But even as I write this, I realize that the two-dimensional characters (because even Jimmy and Crake feel barely fully-fleshed-out) and the odd decisions regarding plot don’t seem really to be the point of this novel. Even the plot itself seems like a tool to engender something else: discussion. This is, without doubt, a novel-with-message. We’re meant to read this and walk away thinking about Monsanto, thinking about Pfizer, thinking about all of the corporations we increasingly give o’er our lives to, without much thought or consideration at all. The genetically modified animals – the pigoons, the rakunks, and so on – all seem to serve a purpose, one that will better humanity without question… but what happens when the solution becomes the problem?

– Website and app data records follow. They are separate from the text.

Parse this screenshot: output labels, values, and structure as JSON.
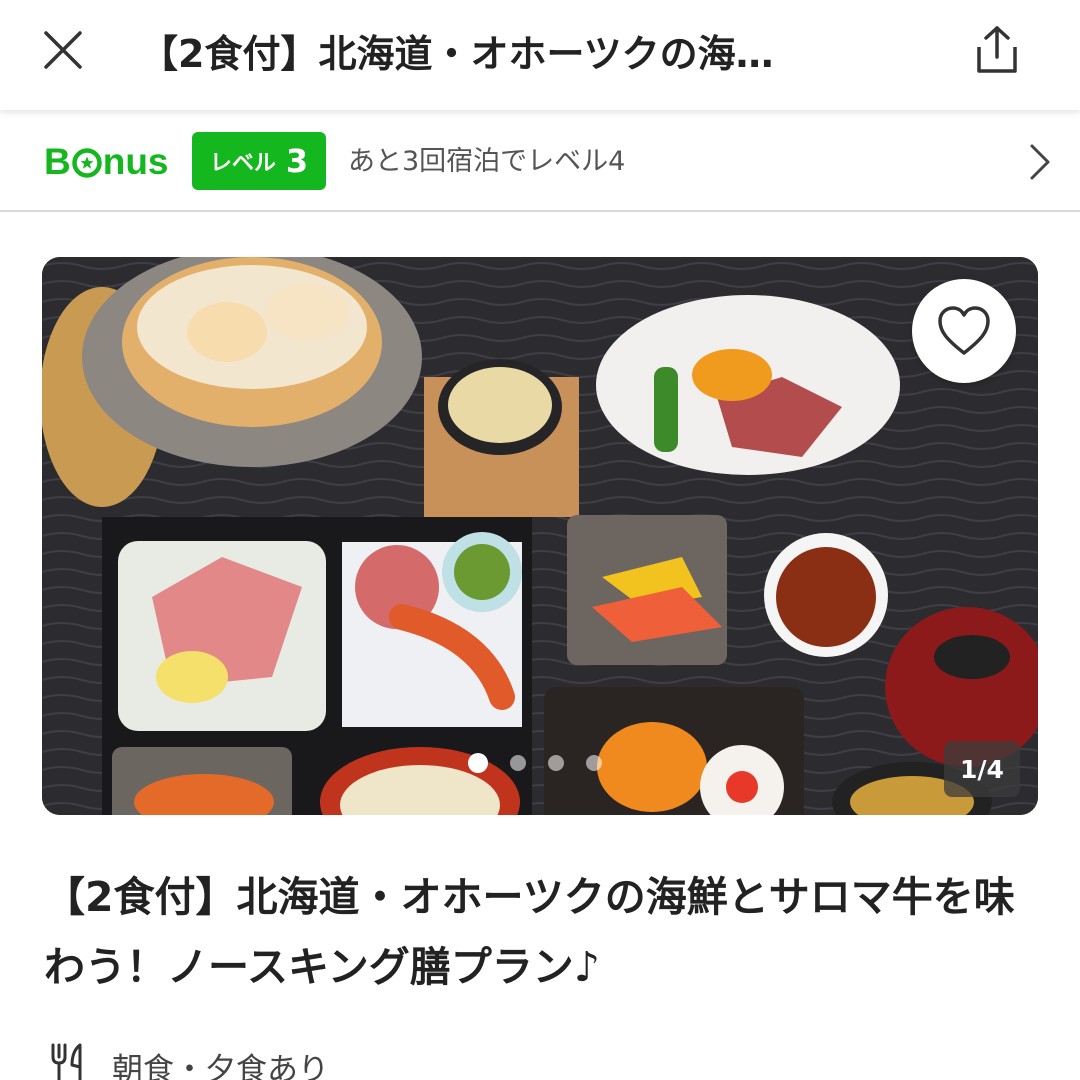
{
  "header": {
    "title": "【2食付】北海道・オホーツクの海…",
    "close_icon": "close-icon",
    "share_icon": "share-icon"
  },
  "bonus": {
    "logo_prefix": "B",
    "logo_suffix": "nus",
    "level_label": "レベル",
    "level_number": "3",
    "next_level_text": "あと3回宿泊でレベル4",
    "accent_color": "#14b81e"
  },
  "photo": {
    "counter": "1/4",
    "current_index": 1,
    "total": 4,
    "favorite_icon": "heart-outline-icon"
  },
  "plan": {
    "title": "【2食付】北海道・オホーツクの海鮮とサロマ牛を味わう！ノースキング膳プラン♪"
  },
  "meal": {
    "icon": "fork-knife-icon",
    "text": "朝食・夕食あり"
  }
}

It’s that Studio 60 episode where the snake gets loose and so they bring in a mongoose to catch it but then need a wolf to catch the mongoose, etc etc etc. Our (meaning humanity’s) desire for a quick fix, for an easy way out, for an opportunity best Mother Nature, bites us hard in the ass in Atwood’s world – and it’s not difficult to make the leap from our present to the “future” of Jimmy and Crake. It is, perhaps, a little harder to take the next leap – to Crake’s meteoric rise and his wackadoo plans from there – but all of that, as I’ve said, seems very much like it’s only there to present a forum for debate, discussion, and thought regarding the much-more-pressing matters of playing God.

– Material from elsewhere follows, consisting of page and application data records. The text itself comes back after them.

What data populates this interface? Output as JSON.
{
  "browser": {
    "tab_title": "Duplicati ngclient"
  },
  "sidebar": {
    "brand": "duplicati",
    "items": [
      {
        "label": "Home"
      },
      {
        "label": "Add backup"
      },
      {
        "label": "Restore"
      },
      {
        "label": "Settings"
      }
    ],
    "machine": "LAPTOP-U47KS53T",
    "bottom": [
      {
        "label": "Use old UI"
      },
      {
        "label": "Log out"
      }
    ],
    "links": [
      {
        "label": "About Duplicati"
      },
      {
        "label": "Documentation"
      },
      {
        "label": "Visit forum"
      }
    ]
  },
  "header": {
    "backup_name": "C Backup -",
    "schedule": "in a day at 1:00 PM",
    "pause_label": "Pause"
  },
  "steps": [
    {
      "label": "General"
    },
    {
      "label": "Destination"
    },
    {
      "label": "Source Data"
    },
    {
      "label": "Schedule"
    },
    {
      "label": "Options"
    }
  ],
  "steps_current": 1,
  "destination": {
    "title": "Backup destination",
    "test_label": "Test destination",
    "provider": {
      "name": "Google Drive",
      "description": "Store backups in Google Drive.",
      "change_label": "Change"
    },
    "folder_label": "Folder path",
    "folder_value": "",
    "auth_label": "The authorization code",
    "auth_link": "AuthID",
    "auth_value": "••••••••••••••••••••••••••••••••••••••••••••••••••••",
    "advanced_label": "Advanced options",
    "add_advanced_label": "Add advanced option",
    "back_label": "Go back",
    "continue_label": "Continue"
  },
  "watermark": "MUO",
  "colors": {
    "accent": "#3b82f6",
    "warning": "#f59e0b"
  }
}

Rating: 3.5 out of 5. This is, don’t doubt it, a good book. For one thing, it has shown me the error of my ways: I should be giving Margaret Atwood a chance. But for another, it’s bound to engender extra-literary thought whenever you’ve put it down – especially some ten years after it was published, in a world that looks increasingly like the one Atwood herein imagines. The question for you, reader, is whether or not you can forgive such flaws as strangely-paced (and sometimes barely-extant) plotting and ludicrously flat characters. Coming from an author as widely regarded as Atwood, it feels difficult for me to do that – even outside of any other literary context (because, let’s be real, I remember nothing about Cat’s Eye). Smart sci-fi that flies under the radar as “literary fiction” is all well and good – but you don’t have to sacrifice exceptional writing just to get speculative. There’s a disconnect here I just can’t come to terms with.